** Problem to solve **
Your answer should consist of all lines in the listing that hold the word "live".

** Exercise inputs **
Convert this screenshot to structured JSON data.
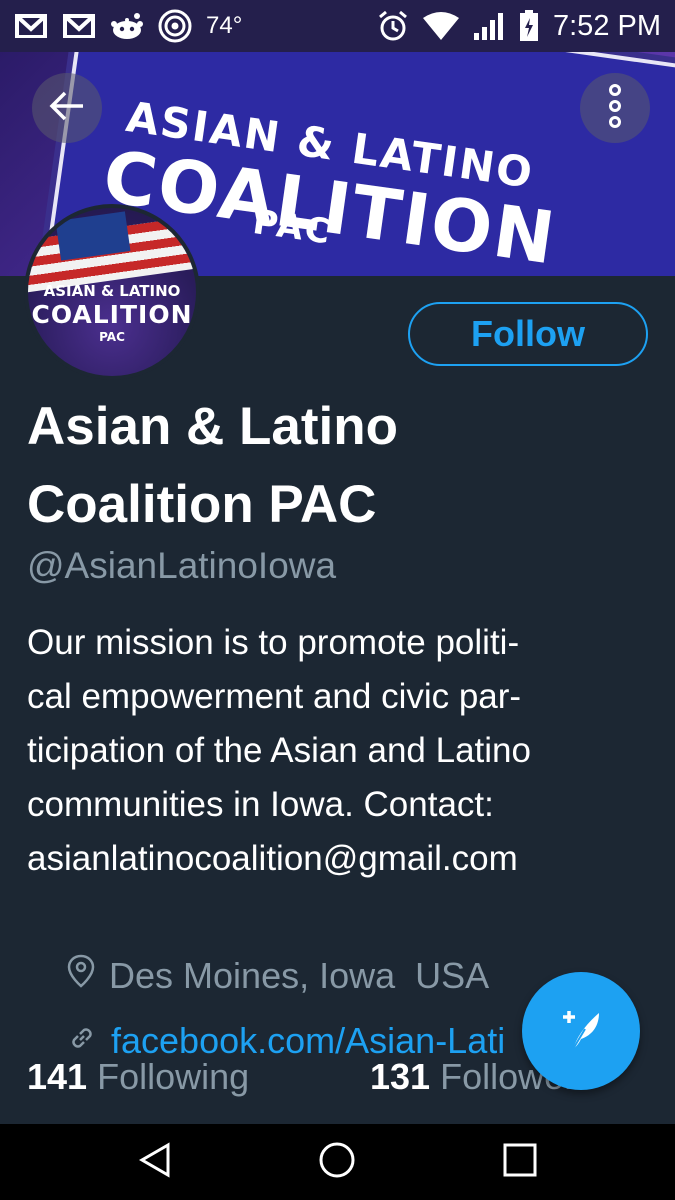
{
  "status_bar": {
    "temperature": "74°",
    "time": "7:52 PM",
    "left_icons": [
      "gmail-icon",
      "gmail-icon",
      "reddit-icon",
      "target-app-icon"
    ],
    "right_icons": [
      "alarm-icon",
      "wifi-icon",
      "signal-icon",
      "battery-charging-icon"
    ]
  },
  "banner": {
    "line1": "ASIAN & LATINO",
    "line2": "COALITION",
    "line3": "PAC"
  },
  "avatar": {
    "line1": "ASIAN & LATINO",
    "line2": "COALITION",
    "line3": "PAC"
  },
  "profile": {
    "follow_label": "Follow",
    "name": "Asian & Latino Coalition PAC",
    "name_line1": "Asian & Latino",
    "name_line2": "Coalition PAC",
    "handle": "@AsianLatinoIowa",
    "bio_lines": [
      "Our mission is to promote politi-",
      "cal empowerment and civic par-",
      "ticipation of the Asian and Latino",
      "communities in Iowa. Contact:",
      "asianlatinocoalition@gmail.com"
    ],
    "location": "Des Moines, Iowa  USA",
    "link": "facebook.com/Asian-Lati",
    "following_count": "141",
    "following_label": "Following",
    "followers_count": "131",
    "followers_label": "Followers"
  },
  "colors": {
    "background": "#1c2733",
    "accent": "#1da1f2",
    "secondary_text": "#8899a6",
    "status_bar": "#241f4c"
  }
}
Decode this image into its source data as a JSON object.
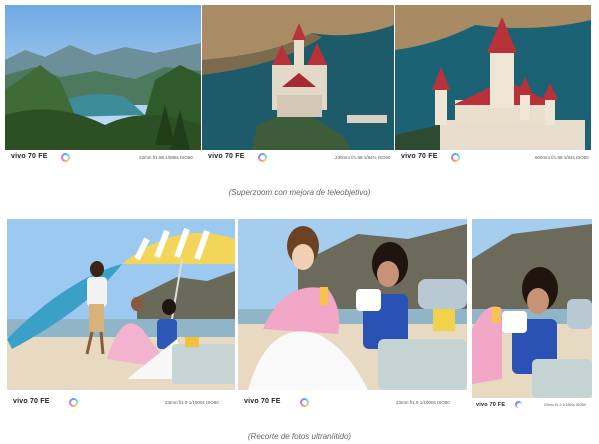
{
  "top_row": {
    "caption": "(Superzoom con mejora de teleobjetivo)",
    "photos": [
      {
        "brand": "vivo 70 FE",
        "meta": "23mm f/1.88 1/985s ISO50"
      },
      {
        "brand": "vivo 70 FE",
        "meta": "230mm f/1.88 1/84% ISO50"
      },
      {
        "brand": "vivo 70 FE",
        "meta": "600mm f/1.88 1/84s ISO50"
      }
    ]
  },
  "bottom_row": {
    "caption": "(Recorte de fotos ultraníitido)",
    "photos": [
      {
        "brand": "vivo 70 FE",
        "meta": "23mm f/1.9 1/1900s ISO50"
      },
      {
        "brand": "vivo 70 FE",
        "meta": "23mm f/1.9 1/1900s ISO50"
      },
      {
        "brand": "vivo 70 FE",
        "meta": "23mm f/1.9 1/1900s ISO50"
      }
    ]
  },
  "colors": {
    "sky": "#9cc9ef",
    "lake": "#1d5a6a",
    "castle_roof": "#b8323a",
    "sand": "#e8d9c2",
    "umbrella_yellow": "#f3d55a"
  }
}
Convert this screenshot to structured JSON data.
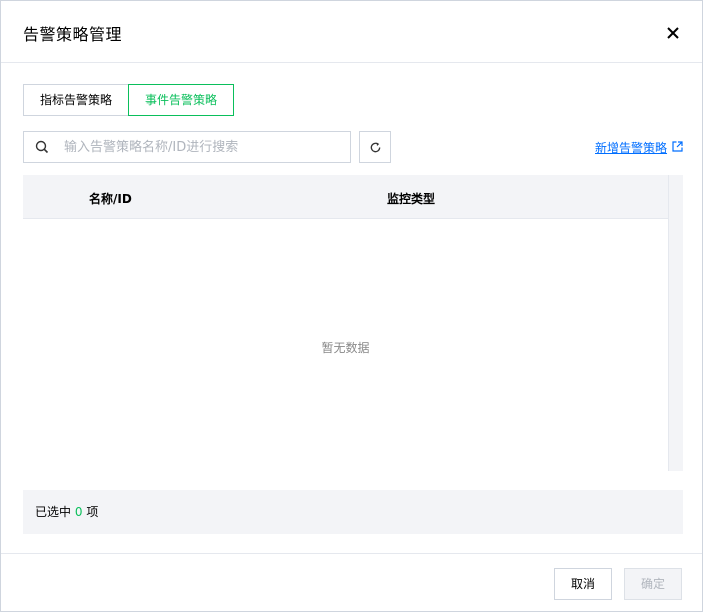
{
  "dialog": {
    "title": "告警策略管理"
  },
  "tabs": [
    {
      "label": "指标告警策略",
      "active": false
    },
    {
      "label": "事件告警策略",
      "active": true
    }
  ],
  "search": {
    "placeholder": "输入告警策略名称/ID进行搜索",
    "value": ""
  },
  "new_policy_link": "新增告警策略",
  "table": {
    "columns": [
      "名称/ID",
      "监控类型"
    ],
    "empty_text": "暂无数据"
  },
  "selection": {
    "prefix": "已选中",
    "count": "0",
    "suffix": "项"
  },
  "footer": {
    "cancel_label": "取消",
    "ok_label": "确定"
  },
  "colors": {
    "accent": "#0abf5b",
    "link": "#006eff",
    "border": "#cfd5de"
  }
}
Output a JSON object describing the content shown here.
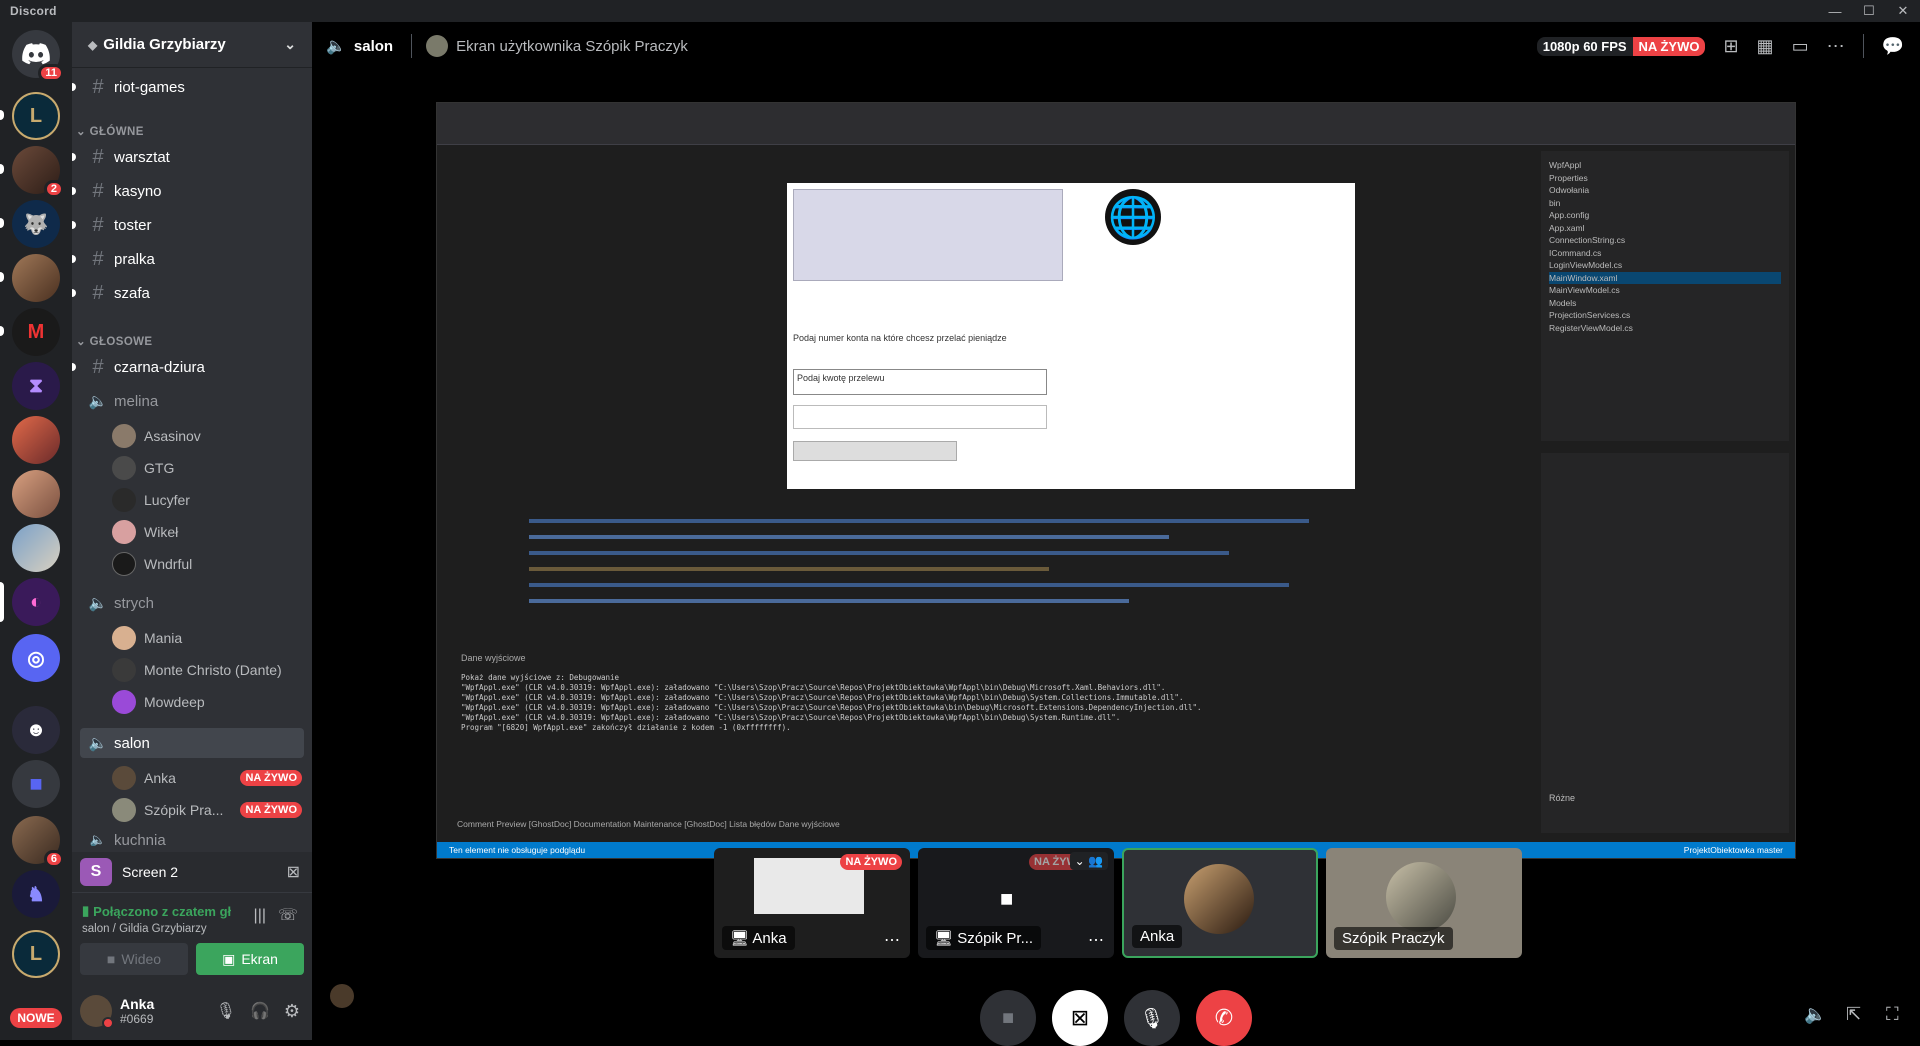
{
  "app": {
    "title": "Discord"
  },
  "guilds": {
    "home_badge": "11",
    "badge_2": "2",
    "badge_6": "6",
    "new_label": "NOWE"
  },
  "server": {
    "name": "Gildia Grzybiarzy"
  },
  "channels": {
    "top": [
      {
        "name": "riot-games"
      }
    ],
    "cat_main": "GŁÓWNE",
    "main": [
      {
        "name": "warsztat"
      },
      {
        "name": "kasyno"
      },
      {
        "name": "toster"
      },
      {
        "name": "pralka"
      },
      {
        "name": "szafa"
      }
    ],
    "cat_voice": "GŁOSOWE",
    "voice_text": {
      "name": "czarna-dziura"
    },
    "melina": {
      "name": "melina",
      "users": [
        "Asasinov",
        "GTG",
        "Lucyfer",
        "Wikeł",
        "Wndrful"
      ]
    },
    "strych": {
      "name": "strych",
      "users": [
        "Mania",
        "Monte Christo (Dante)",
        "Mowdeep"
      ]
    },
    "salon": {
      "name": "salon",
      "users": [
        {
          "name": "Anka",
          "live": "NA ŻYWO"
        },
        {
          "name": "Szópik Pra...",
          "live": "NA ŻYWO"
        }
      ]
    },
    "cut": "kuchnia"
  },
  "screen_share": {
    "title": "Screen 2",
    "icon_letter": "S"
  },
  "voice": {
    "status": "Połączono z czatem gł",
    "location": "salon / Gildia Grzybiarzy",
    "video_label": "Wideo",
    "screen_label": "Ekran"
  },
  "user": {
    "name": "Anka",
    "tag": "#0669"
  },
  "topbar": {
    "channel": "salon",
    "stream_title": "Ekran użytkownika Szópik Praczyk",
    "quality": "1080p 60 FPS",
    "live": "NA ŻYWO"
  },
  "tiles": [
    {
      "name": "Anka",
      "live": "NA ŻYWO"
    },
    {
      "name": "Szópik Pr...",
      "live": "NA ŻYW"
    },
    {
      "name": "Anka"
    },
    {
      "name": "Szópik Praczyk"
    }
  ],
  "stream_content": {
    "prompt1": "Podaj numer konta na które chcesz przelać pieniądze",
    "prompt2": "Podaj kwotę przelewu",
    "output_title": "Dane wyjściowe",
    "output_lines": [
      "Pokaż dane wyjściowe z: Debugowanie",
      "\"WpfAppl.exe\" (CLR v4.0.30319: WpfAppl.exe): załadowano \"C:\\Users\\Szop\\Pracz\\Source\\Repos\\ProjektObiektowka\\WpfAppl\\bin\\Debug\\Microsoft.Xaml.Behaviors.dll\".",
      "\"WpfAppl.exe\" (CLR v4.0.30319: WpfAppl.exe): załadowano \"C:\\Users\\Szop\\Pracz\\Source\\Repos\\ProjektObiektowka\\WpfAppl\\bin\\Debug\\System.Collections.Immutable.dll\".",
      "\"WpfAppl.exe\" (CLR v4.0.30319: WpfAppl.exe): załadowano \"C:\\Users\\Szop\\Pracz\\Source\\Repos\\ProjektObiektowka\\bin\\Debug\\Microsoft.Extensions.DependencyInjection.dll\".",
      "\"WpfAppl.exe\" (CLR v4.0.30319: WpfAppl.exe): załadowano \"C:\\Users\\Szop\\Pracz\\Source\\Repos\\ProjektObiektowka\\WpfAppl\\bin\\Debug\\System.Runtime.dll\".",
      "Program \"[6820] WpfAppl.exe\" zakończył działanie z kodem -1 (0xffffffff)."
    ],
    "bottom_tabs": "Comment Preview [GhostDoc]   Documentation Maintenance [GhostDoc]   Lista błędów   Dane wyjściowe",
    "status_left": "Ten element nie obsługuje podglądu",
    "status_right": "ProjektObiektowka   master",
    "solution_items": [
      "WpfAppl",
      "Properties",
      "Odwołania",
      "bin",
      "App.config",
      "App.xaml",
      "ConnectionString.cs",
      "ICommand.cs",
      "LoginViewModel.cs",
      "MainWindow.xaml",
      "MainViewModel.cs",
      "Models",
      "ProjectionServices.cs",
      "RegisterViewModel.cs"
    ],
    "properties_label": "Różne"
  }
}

** Answer section **
          "live": "NA ŻYWO"
          "live": "NA ŻYWO"
    "live": "NA ŻYWO"
      "live": "NA ŻYWO"
      "live": "NA ŻYW"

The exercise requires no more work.